Tuesday, May 14, 2019
Nadia Sawicki has posted to SSRN The Conscience Defense to Malpractice Cases. The abstract provides:
This Article presents the first empirical study of state conscience laws that establish explicit procedural protections for medical providers who refuse to participate in the provision of reproductive health services – including abortion, sterilization, contraception, and emergency contraception.
Scholarship and public debate about law’s role in protecting health care providers’ conscience rights typically focus on who should be protected, what actions should be protected, and whether there should be any limitations on the exercise of conscience rights. This study, conducted in accordance with best methodological practices from the social sciences for policy surveillance and legal mapping, is the first to provide concrete data on the vital but unanswered question of how these laws actually operate – that is, the precise procedural mechanisms by which they protect those who decline to provide medical services that violate their deeply-held conscientious beliefs.

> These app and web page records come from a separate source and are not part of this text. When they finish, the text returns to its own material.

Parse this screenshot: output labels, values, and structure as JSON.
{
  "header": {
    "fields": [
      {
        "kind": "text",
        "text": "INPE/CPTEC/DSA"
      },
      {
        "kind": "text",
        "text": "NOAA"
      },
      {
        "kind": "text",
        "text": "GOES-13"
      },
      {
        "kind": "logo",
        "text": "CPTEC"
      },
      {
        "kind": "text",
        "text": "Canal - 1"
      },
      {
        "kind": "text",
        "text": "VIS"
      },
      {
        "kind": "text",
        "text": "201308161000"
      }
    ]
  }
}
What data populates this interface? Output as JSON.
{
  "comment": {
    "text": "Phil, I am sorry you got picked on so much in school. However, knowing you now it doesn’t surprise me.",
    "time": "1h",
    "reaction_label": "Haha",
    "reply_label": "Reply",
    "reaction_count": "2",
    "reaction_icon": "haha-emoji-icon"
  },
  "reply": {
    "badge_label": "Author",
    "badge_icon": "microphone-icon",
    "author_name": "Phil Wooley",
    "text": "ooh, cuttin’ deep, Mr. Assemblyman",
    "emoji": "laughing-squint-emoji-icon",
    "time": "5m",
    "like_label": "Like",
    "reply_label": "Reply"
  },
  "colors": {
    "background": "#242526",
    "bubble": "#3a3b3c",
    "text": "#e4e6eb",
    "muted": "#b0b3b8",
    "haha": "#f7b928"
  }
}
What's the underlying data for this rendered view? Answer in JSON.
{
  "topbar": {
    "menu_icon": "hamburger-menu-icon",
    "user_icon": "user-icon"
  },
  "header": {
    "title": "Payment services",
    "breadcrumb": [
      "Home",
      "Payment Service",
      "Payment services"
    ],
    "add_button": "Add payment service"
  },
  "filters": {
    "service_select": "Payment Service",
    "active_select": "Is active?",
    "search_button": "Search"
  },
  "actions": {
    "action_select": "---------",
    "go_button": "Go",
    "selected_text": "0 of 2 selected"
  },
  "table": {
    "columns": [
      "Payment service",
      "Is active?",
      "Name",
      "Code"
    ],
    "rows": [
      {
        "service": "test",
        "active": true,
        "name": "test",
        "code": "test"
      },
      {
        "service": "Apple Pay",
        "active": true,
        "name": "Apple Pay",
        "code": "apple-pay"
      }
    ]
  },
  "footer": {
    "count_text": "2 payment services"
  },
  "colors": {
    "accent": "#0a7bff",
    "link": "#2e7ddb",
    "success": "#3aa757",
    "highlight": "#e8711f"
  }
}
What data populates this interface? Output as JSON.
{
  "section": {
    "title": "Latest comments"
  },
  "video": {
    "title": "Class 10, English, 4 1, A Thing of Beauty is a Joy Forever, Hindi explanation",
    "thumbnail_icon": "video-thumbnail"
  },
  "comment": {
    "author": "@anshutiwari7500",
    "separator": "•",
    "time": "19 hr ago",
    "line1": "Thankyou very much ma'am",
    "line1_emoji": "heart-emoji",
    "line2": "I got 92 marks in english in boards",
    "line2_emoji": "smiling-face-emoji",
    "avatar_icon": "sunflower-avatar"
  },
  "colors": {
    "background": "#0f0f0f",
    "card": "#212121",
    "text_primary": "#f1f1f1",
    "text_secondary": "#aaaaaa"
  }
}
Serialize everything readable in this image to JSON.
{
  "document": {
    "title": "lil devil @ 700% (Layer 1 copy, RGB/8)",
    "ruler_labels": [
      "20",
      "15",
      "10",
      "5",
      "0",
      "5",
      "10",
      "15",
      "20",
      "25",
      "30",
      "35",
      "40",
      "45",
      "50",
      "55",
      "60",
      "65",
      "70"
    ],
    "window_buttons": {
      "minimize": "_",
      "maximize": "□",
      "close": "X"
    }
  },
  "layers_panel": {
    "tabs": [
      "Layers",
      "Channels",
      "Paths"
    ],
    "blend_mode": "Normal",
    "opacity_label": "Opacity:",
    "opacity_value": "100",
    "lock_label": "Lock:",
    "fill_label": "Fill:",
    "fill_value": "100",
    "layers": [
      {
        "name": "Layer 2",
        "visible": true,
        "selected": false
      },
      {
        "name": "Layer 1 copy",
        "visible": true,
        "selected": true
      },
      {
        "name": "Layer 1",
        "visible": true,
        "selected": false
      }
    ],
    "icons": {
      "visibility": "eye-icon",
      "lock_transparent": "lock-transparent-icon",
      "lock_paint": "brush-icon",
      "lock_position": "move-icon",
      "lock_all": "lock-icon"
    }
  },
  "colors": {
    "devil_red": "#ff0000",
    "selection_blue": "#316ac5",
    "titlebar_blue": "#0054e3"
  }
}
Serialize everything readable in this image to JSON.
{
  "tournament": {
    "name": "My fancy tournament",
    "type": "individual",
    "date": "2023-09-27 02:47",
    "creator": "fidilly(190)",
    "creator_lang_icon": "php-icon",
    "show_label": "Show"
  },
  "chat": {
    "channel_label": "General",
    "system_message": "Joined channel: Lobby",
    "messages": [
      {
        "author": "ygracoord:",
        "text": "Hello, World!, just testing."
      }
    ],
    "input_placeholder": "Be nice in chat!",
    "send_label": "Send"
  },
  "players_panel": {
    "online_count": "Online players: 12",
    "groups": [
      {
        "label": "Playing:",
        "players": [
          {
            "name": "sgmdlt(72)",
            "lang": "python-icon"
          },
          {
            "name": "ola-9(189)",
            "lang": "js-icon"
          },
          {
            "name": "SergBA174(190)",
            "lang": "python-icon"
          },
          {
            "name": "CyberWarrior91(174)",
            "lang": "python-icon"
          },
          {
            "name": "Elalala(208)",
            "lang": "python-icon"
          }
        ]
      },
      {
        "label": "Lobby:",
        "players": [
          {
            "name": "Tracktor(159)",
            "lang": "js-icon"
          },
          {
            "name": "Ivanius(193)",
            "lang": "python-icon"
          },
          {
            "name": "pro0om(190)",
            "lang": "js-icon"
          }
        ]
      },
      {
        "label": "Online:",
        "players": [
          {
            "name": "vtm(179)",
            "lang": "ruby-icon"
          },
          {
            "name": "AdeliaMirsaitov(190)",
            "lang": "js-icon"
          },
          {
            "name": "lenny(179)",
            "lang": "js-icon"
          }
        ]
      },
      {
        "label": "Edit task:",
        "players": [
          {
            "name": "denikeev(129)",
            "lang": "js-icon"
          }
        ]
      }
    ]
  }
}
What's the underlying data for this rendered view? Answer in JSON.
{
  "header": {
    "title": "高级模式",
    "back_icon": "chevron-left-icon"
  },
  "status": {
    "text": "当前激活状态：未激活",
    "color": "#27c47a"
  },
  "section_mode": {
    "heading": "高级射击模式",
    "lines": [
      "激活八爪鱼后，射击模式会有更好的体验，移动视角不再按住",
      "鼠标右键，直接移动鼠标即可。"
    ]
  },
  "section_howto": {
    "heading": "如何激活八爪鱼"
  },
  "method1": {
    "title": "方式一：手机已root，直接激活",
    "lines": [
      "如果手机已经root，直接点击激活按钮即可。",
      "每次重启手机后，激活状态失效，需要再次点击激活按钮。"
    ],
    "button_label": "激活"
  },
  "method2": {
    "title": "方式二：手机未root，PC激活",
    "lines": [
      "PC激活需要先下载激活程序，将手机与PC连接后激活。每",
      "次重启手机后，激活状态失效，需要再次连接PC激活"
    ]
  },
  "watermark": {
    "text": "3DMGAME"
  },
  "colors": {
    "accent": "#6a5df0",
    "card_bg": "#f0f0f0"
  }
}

This Article demonstrates that state laws vary dramatically in the types of conscience protections they offer. States may immunize health care providers from a wide range of potential adverse consequences including civil liability, criminal prosecution, professional discipline, employment discrimination, discrimination in education, and denial of public or private funding, among others. Of these, immunity from civil liability is by far the most common procedural protection. In a majority of states, this immunity is absolute – providing no exceptions in cases of malpractice, denial of emergency treatment, or patient death. In practice, these laws eliminate patients’ common law right to recover monetary damages when they suffer physical injury as a result of a health care provider’s conscience-based deviation from the standard of care.
While many scholars have examined the impact of conscience laws on patient access to medical care, there has yet been no comprehensive analysis of these laws’ impact on patients’ right to a tort law remedy when they are denied such care. This Article not only raises awareness of the previously-unrecognized breadth of protections established by U.S. conscience law, but also challenges basic assumptions about tort law’s ability to remedy harms suffered by victims of medical malpractice in reproductive health care contexts. These findings create an important opportunity for further policy discussion about the scope of health care conscience laws. This Article highlights opportunities for future research on the question of whether conscience-driven health care providers should be granted legal immunity from all possible adverse consequences of their actions, or whether these protections should be balanced against state interests in ensuring that patients who are injured by provider refusals are not denied opportunities for tort recovery.